I didn’t see the game, though, just heard it on XM.

I thought that was a silly formation to start the game with. Why not a 4-4-2 with Rooney and Crouch up front? Or start Rooney and whoever the other forward they brought along is, and then sub Crouch in for that forward later (it could have been that they benched Crouch so that they could sub him in when everyone was hot and tired, and you could still do the same thing that way).

I concur, and I feel like Paul Robinson would’ve saved his shot. Either Beckham needs to figure out how to bend it like he does, or England needs a new set-piece specialist, IMO.

I, like Vetch, think he was also a non-factor in set pieces, other than an admittedly well-turned shot that I do think could have been turned away by a better goalie. (Although I was generally impressed by the Ecuador keeper.) And then he was retching out on the field; yes it was hot, yes it was sweaty and humid and nasty, but nobody else was retching. Beckham is the only one who still hasn’t learned how to hydrate properly.

It seems to me like 2006 England is kind of like 2002 USA–getting all the lucky bounces, and being just good enough to make them work. Although 2006 England is more talented than 2002 USA, the quarterfinals are coming up, and I would expect them to finally get tested and maybe buckle under the pressure, except that they’ll be facing a thoroughly pillaged Portugal team. One more lucky bounce.

That really baffled me, too. Very, very weird. Smells a little funky, don’t it? Something must be going on with RVN, or something.

Weird coaching decisions seem to be a theme here. Like I’ve said before, I wasn’t able to follow qualifiers, but I’ve been hearing on XM’s World Cup channel that a striker by the name of Taylor Twillman has been tearing up both MLS and CONCACAF, and a lot of people think it’s really weird that Arena didn’t bring him. La Volpe didn’t bring Cuauhtemoc (sp?) Blanco and made some strange subbing decisions–although that might be able to be chalked up to his superstitious Eastern mysticism (he’s brought special compasses out onto the field to find high chi spots, and divined coaching decisions with various other devices and such, the red dragon he sews onto his tie for important games, etc).

BTW, I think you misspelled RVN’s name, although I’m not sure how it’s spelled. Van Nistelrooy, I think.

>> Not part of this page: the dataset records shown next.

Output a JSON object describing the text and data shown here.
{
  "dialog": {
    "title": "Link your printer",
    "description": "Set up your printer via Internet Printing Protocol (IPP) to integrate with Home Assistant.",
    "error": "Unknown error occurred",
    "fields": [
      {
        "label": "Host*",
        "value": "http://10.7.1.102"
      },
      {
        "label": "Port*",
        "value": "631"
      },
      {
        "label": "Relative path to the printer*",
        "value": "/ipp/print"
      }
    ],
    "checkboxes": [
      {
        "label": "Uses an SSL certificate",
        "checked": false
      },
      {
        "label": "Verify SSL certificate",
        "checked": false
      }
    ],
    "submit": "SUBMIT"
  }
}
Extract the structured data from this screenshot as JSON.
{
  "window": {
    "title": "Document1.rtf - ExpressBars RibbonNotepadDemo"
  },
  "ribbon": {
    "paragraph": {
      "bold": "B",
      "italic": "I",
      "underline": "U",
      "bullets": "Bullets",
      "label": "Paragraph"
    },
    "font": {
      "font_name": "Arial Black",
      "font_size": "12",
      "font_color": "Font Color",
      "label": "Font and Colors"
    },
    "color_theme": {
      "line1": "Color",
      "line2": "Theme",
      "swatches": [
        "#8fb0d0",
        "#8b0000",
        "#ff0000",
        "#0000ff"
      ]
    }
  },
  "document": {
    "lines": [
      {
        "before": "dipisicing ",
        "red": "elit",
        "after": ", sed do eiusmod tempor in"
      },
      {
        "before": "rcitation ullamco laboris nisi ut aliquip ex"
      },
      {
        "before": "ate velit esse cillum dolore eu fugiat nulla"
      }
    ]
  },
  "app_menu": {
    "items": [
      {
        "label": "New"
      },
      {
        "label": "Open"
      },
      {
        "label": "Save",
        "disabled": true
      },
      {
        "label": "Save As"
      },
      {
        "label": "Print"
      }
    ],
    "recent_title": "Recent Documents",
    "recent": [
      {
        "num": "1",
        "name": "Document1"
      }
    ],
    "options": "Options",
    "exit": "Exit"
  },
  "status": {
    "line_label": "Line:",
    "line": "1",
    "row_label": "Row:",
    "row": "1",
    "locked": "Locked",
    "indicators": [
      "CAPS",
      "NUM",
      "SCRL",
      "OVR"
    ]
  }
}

Certainly easier than his name in Dutch: “Rutgerus Johannes Martinus van Nistelrooij”. He comes form the same part of the Netherlands as Vincent van Gogh.